Figure 2. Rottapharm Dublin energy consumption in kilowatt hours (2009 to 2012)

Figure 2. Rottapharm Dublin energy consumption in kilowatt hours (2009 to 2012)

The energy awareness project team have also introduced a number of energy reduction projects over the last number of years, targeting some of the significant energy users, which has resulted in reduced consumption of electricity and natural gas, these are listed as:

  • The recirculation of air in the Heating Ventilation & Air Conditioning (HVAC) system
  • The installation of occupancy and daylight sensitive lighting controls in corridors
  • The optimisation of the chilled water plant by raising operating temperature and improving control of the chilled water plant units
  • The optimisation of the Building Management System (BMS) in order to control heating requirements in times when areas are unoccupied
  • The phased installation of Light Emitting Diode (LED) lighting in the facility.

The Green Shoots Awards Competition

The Green Shoots Awards Competition came about as a result of the need to promote energy and waste awareness within the Rottapharm plant. The competition was launched on World Environment Day, 5 June 2012.

The competition was successful in engaging employees in suggesting ideas for both energy and waste reduction. Over 140 ideas were submitted to the competition and through a process of elimination this figure was shortlisted to 12 finalists. Each of the finalists was assigned a sponsor to aid them in preparing a more detailed explanation of their idea. The 12 detailed entries were then judged by Senior Management and members of the green shoots awards committee. The overall winner of the competition was selected along with the category winners for the best energy and waste reduction ideas. The winning energy reduction entry was to examine what equipment etc. could be switched off during off peak periods for the whole plant. The waste reduction winning idea was to install MES screens on the warehouse turret trucks to speed up stock location. The overall winning idea was establishing a CRS standard Spectrum for all raw materials in the QC laboratory.

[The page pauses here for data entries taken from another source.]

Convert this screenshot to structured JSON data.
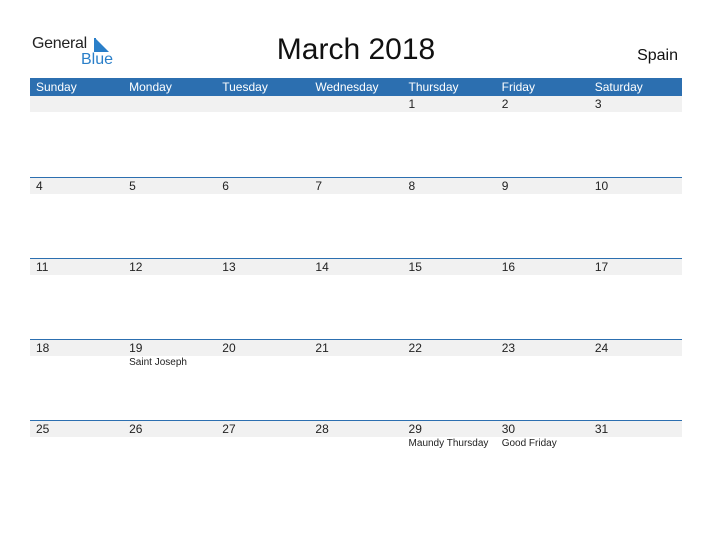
{
  "logo": {
    "general": "General",
    "blue": "Blue",
    "brand_color": "#2a7fc9"
  },
  "title": "March 2018",
  "country": "Spain",
  "colors": {
    "header": "#2c6fb0",
    "band": "#f1f1f1"
  },
  "weekdays": [
    "Sunday",
    "Monday",
    "Tuesday",
    "Wednesday",
    "Thursday",
    "Friday",
    "Saturday"
  ],
  "weeks": [
    {
      "days": [
        {
          "n": ""
        },
        {
          "n": ""
        },
        {
          "n": ""
        },
        {
          "n": ""
        },
        {
          "n": "1"
        },
        {
          "n": "2"
        },
        {
          "n": "3"
        }
      ]
    },
    {
      "days": [
        {
          "n": "4"
        },
        {
          "n": "5"
        },
        {
          "n": "6"
        },
        {
          "n": "7"
        },
        {
          "n": "8"
        },
        {
          "n": "9"
        },
        {
          "n": "10"
        }
      ]
    },
    {
      "days": [
        {
          "n": "11"
        },
        {
          "n": "12"
        },
        {
          "n": "13"
        },
        {
          "n": "14"
        },
        {
          "n": "15"
        },
        {
          "n": "16"
        },
        {
          "n": "17"
        }
      ]
    },
    {
      "days": [
        {
          "n": "18"
        },
        {
          "n": "19",
          "h": "Saint Joseph"
        },
        {
          "n": "20"
        },
        {
          "n": "21"
        },
        {
          "n": "22"
        },
        {
          "n": "23"
        },
        {
          "n": "24"
        }
      ]
    },
    {
      "days": [
        {
          "n": "25"
        },
        {
          "n": "26"
        },
        {
          "n": "27"
        },
        {
          "n": "28"
        },
        {
          "n": "29",
          "h": "Maundy Thursday"
        },
        {
          "n": "30",
          "h": "Good Friday"
        },
        {
          "n": "31"
        }
      ]
    }
  ]
}
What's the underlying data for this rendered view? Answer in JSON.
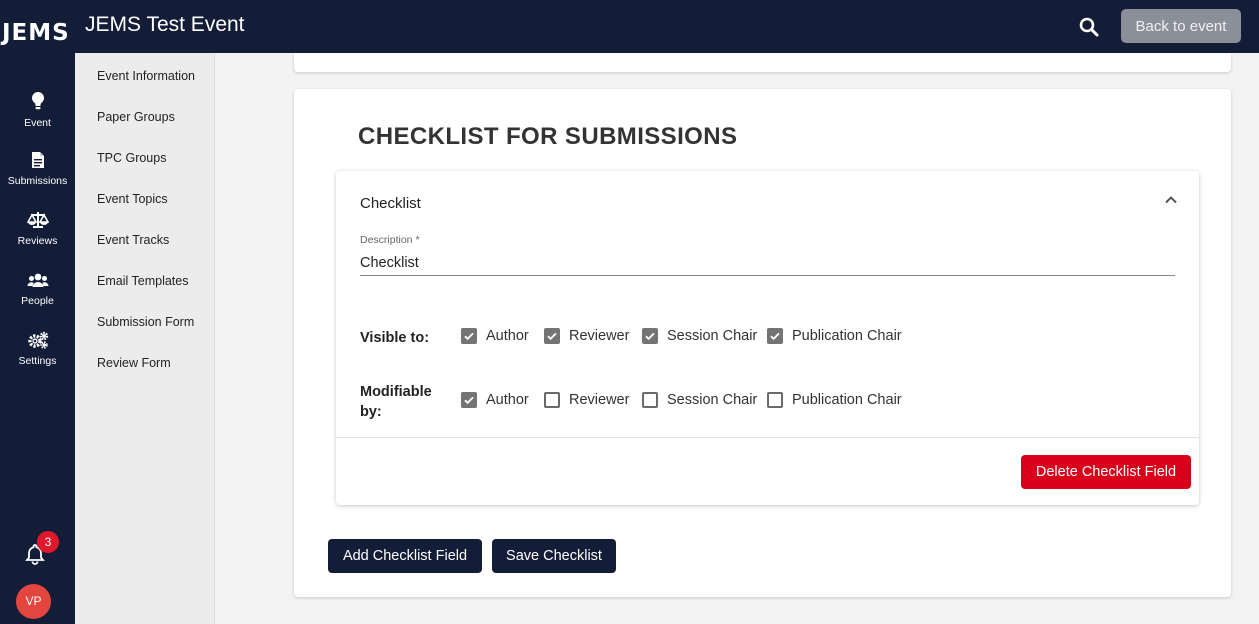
{
  "app": {
    "logo": "JEMS",
    "title": "JEMS Test Event",
    "back_label": "Back to event",
    "search_icon": "search-icon"
  },
  "rail": {
    "items": [
      {
        "label": "Event",
        "icon": "lightbulb-icon"
      },
      {
        "label": "Submissions",
        "icon": "document-icon"
      },
      {
        "label": "Reviews",
        "icon": "scale-icon"
      },
      {
        "label": "People",
        "icon": "people-icon"
      },
      {
        "label": "Settings",
        "icon": "gears-icon"
      }
    ],
    "notifications": {
      "count": "3",
      "icon": "bell-icon"
    },
    "avatar_initials": "VP"
  },
  "subnav": {
    "items": [
      {
        "label": "Event Information"
      },
      {
        "label": "Paper Groups"
      },
      {
        "label": "TPC Groups"
      },
      {
        "label": "Event Topics"
      },
      {
        "label": "Event Tracks"
      },
      {
        "label": "Email Templates"
      },
      {
        "label": "Submission Form"
      },
      {
        "label": "Review Form"
      }
    ]
  },
  "main": {
    "section_title": "CHECKLIST FOR SUBMISSIONS",
    "panel": {
      "title": "Checklist",
      "description_label": "Description *",
      "description_value": "Checklist",
      "visible_label": "Visible to:",
      "modifiable_label_line1": "Modifiable",
      "modifiable_label_line2": "by:",
      "visible_to": [
        {
          "label": "Author",
          "checked": true
        },
        {
          "label": "Reviewer",
          "checked": true
        },
        {
          "label": "Session Chair",
          "checked": true
        },
        {
          "label": "Publication Chair",
          "checked": true
        }
      ],
      "modifiable_by": [
        {
          "label": "Author",
          "checked": true
        },
        {
          "label": "Reviewer",
          "checked": false
        },
        {
          "label": "Session Chair",
          "checked": false
        },
        {
          "label": "Publication Chair",
          "checked": false
        }
      ],
      "delete_label": "Delete Checklist Field"
    },
    "add_label": "Add Checklist Field",
    "save_label": "Save Checklist"
  },
  "colors": {
    "navy": "#141d38",
    "danger": "#d9001b",
    "badge": "#e0182b",
    "avatar": "#e2463e",
    "back_button": "#8a8f98"
  }
}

The winners were announced on 19 December 2012 and all 12 finalists received a prize. The ideas suggested, for energy and waste reduction during the competition, have already started to be implemented across the plant.